November 10, 2009 | 11:54 am

U.S. Census officials met with the consuls of several Latin American nations to ask for their support in spreading the word about the 2010 Census and the importance of being counted and to allay any concerns that immigrant communities may have.

“It is vital that every person living in the United States takes part to assure accurate representation and funding for vital services”, said Marycarmen Moran, promoter of the 2010 Census, adding that the consuls agreed to do all they can to make the census a success.

Census officials need the consuls' cooperation because Latino immigrants, mainly undocumented, have expressed concern regarding the confidentiality of the information obtained during the process, consulate officials said.

“The immigration status of the individual is an issue that has generated some fear among immigrants,” said Eddie Bedon, Ecuador’s consul general. “The Office of the Census has assured us that the confidentiality of the information will be safeguarded, and the census is being conducted irrespective of immigration status.”

“For Ecuador,” Bedon continued, “the information gleaned from the census will be very important.
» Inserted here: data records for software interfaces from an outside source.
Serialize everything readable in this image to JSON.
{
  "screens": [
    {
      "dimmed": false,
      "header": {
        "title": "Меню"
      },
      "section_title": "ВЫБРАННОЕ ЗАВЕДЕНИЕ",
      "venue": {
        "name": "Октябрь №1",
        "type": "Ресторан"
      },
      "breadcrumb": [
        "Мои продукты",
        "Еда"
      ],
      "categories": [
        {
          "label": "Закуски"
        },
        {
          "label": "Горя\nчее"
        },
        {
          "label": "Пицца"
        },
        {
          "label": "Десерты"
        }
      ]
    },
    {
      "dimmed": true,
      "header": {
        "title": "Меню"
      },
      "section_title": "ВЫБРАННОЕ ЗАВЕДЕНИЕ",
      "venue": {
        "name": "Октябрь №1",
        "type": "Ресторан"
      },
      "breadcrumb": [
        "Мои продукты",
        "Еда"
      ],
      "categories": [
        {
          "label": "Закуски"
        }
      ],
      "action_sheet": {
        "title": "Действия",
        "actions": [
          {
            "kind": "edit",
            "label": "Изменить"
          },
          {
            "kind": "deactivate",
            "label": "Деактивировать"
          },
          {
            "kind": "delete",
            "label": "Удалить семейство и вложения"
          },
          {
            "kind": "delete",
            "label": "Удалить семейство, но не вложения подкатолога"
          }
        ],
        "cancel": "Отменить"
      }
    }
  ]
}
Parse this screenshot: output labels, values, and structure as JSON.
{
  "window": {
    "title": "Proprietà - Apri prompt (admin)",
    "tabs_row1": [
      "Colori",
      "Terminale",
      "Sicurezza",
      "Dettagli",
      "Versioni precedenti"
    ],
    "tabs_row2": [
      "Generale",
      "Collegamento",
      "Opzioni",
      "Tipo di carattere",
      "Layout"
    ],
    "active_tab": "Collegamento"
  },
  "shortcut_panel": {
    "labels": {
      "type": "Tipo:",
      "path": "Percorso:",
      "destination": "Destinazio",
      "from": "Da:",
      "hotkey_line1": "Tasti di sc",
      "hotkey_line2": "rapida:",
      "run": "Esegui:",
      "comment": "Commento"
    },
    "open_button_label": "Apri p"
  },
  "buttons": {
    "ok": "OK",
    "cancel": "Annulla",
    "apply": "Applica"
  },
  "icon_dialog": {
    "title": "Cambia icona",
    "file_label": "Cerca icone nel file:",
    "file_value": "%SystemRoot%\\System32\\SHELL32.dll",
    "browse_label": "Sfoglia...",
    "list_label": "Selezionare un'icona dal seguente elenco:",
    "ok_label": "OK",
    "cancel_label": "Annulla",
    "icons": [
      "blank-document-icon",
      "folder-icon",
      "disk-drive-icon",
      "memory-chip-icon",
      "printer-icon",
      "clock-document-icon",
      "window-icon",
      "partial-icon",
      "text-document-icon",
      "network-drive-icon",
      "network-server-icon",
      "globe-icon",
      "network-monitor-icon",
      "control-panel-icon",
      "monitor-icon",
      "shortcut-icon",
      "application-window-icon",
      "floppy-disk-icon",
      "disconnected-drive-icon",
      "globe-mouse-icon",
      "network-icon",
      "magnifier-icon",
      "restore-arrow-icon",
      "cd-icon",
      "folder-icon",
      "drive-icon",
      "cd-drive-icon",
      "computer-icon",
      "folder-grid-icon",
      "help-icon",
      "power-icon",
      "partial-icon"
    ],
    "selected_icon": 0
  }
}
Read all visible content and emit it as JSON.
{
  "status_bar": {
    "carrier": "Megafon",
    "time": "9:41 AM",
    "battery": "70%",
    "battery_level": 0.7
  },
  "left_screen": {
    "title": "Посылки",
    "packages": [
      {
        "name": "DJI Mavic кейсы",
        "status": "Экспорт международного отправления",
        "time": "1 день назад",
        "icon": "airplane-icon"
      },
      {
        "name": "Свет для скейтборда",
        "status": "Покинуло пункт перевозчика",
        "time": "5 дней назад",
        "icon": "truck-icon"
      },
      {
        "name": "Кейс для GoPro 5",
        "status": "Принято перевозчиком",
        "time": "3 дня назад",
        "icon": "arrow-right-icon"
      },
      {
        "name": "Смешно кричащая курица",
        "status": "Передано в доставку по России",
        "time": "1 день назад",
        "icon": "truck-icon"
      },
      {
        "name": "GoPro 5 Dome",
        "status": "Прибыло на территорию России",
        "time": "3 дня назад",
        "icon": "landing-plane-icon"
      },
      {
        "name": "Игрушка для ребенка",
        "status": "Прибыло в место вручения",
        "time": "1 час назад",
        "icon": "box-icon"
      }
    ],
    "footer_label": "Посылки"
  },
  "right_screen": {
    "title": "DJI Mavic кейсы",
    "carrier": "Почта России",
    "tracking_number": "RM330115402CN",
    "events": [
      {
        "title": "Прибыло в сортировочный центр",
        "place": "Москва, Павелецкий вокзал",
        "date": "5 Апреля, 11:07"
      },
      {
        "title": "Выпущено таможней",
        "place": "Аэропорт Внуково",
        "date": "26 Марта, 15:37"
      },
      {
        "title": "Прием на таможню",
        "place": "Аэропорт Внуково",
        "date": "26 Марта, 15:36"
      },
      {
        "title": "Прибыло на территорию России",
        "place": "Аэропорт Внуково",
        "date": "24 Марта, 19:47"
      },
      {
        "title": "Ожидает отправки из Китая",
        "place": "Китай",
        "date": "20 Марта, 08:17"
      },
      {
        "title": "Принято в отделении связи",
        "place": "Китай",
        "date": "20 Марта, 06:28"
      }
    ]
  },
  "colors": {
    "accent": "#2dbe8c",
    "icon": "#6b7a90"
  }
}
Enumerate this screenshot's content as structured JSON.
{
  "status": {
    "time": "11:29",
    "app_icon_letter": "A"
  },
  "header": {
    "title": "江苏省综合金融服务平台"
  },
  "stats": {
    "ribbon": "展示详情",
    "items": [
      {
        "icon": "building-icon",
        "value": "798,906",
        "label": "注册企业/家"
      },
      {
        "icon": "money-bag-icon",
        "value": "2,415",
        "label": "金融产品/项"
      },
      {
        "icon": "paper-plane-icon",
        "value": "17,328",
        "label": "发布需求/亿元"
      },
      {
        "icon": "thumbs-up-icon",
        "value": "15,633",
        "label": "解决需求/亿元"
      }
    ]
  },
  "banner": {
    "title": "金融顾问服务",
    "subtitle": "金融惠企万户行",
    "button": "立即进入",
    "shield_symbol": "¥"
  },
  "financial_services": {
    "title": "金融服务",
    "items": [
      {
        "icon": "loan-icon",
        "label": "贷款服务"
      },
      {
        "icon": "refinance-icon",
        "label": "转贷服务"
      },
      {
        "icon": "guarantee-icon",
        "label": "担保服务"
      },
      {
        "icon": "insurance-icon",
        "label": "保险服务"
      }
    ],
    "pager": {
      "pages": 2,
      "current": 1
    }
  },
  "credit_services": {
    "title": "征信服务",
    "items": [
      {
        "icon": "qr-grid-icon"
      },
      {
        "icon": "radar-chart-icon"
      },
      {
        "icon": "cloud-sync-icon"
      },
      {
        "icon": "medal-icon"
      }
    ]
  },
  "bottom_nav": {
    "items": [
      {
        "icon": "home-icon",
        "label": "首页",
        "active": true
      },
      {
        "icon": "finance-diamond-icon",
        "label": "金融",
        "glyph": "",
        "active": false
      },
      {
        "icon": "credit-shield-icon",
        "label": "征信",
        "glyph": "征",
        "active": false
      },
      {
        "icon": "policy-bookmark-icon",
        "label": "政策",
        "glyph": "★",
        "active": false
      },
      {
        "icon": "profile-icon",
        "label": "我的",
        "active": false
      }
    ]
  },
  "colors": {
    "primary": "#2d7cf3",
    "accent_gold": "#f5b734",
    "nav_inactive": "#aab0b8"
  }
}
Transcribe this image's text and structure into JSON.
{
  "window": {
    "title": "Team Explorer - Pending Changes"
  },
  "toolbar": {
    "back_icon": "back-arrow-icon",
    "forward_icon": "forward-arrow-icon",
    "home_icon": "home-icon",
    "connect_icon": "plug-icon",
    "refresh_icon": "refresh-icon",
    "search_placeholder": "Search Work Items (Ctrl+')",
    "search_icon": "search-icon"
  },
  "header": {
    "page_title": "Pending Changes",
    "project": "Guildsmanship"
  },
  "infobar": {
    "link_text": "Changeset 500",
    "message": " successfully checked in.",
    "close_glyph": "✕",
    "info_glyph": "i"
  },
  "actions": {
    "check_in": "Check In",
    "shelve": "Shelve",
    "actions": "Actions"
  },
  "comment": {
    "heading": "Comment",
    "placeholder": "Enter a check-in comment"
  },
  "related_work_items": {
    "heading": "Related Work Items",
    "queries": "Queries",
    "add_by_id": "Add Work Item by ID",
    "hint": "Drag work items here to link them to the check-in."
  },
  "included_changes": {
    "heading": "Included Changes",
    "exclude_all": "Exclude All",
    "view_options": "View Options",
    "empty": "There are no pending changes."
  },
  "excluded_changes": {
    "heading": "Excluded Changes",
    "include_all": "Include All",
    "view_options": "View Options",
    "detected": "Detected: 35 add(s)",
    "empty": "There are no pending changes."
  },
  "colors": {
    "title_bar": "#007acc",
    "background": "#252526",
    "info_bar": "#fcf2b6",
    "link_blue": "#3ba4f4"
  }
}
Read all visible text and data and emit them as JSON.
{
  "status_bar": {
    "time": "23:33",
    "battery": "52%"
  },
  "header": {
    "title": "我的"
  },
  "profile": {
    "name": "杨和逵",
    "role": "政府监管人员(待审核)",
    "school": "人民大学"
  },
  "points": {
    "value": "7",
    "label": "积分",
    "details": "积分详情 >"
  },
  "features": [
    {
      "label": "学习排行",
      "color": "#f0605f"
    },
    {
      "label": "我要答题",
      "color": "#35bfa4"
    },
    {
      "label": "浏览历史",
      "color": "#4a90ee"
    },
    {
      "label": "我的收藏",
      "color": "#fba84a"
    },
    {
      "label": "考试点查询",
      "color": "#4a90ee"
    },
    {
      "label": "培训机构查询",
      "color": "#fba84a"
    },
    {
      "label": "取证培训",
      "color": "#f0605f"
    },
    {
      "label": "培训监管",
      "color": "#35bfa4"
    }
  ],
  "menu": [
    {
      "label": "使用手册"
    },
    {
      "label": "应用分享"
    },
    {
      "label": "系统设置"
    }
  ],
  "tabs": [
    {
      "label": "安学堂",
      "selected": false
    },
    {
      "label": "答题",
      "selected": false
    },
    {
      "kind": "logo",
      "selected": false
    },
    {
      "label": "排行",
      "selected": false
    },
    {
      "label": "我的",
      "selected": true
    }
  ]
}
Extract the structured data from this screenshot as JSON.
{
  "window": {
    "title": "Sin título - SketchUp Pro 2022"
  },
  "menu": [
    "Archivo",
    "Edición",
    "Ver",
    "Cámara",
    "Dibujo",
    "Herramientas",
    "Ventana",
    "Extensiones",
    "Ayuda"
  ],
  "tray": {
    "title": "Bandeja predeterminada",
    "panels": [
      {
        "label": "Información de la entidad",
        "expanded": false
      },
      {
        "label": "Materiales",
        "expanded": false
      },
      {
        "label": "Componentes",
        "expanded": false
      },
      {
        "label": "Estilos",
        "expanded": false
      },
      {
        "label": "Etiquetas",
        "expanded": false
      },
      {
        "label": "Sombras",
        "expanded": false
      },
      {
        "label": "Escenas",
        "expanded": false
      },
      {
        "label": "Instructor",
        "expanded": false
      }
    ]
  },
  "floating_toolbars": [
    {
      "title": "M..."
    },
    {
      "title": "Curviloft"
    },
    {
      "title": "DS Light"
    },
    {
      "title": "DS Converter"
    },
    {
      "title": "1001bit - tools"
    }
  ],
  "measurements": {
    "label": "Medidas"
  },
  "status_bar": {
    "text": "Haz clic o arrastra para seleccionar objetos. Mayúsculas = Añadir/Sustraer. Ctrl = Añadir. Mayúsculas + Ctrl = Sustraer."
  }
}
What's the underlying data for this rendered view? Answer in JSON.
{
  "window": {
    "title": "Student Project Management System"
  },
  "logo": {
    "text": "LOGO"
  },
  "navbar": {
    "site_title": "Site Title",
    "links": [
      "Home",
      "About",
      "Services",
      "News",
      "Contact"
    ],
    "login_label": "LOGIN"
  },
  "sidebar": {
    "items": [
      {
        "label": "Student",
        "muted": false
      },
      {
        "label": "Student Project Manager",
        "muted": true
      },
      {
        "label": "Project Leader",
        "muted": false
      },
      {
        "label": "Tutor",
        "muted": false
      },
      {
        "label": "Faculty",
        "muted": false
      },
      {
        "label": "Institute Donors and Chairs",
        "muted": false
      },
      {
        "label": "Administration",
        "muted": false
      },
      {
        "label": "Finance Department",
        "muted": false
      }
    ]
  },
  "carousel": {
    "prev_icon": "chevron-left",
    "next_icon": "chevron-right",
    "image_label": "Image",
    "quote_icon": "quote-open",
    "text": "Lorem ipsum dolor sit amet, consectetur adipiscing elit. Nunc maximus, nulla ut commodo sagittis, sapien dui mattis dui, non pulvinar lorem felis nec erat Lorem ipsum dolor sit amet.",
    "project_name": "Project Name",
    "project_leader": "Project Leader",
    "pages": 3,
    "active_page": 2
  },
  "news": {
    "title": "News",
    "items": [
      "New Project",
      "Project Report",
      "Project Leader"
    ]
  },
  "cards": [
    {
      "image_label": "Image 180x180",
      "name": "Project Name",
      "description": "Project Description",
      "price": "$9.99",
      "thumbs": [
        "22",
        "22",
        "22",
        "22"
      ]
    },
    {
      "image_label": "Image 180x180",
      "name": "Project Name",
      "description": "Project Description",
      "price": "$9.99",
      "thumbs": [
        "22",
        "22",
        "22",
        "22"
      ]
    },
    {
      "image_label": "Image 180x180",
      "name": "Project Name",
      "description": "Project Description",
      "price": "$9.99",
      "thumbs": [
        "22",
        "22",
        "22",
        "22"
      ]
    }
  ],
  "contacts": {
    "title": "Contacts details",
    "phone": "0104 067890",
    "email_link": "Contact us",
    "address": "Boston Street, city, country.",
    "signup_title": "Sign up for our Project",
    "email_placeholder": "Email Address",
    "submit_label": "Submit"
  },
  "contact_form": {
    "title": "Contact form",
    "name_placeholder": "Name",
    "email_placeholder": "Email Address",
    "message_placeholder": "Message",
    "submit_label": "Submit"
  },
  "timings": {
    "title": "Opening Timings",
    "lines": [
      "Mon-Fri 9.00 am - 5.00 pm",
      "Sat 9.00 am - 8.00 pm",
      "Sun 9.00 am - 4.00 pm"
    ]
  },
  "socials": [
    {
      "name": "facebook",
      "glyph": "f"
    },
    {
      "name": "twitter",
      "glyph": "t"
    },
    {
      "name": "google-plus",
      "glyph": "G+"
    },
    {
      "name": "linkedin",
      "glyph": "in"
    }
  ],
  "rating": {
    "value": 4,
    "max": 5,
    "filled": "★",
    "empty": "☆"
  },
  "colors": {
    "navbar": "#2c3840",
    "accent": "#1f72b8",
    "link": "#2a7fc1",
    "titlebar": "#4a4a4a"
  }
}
The statistics regarding the number of Ecuadoreans who live and work here will help us meet their needs, and defend their rights and interests.”

William Jarquin, consul of El Salvador, said his government was also committed to working with the census. “For Salvadorans it is extremely important because we need to know just how many of us are out there.”

Pablo Cesar Garcia, consul general of Guatemala, said: “Immigrants need to understand that when they cooperate with the census, they are helping to create statistics that will then be used to obtain more community investment because, based on these statistics, the city of Los Angeles will receive more [federal] funds for education and health.”

In addition to the consuls from Guatemala, El Salvador and Ecuador, consuls from Argentina, Uruguay, Spain, Bolivia, Mexico and the Dominican Repúblic, among others, attended the meeting with Census officials.

— Paula Diaz/HOY

To read this story in Spanish on Friday, visit